Keeping in mind the role that education played in Elizabeth Harrison’s life and leadership, what other ways does education benefit and hinder the advancement of one’s leadership abilities?
The 1800’s were arguably the most transformative years of American education. That being said, on a nationwide level, very little has changed since. Over two-hundred years ago, women were instrumental to the changes made in education. Keeping this in mind, what group(s) of people do you think will usher in the next overhaul of American education (if there were to be one)?
Genny Beemyn is an influential leader in the field of higher education. As the coordinator of Campus Pride’s Trans Policy Clearinghouse (www.campuspride.org/tpc) and the co-chair of International Pronouns Day (https://pronounsday.org), they have advocated for and spoken to the experiences and needs of trans college students. They have written or edited eleven books/journal issues, including their most recent anthology, Trans People in Higher Education (SUNY Press, 2019).
How does trans activism recognized and encouraged by a college institution like UMass Amherst contribute to the campus dialogue of descriptive leadership? How can leaders (like Genny) empower trans and LGBTQ+ to join the ranks of educational leadership?

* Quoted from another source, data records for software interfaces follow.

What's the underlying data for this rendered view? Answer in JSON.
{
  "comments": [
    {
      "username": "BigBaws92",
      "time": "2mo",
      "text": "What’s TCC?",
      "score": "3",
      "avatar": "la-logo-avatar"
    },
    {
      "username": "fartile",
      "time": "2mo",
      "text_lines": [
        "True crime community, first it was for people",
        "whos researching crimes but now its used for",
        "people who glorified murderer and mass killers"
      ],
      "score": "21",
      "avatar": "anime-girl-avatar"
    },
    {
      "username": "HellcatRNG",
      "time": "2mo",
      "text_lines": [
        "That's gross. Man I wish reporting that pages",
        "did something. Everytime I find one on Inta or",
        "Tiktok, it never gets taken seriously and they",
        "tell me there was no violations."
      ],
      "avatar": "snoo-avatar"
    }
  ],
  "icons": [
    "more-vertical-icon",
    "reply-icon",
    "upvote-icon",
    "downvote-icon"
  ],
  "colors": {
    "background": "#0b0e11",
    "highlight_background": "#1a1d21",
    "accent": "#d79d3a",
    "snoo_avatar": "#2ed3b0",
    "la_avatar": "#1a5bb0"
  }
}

Through what methods can we support our trans and LGBTQ+ brothers and sisters in a campus setting?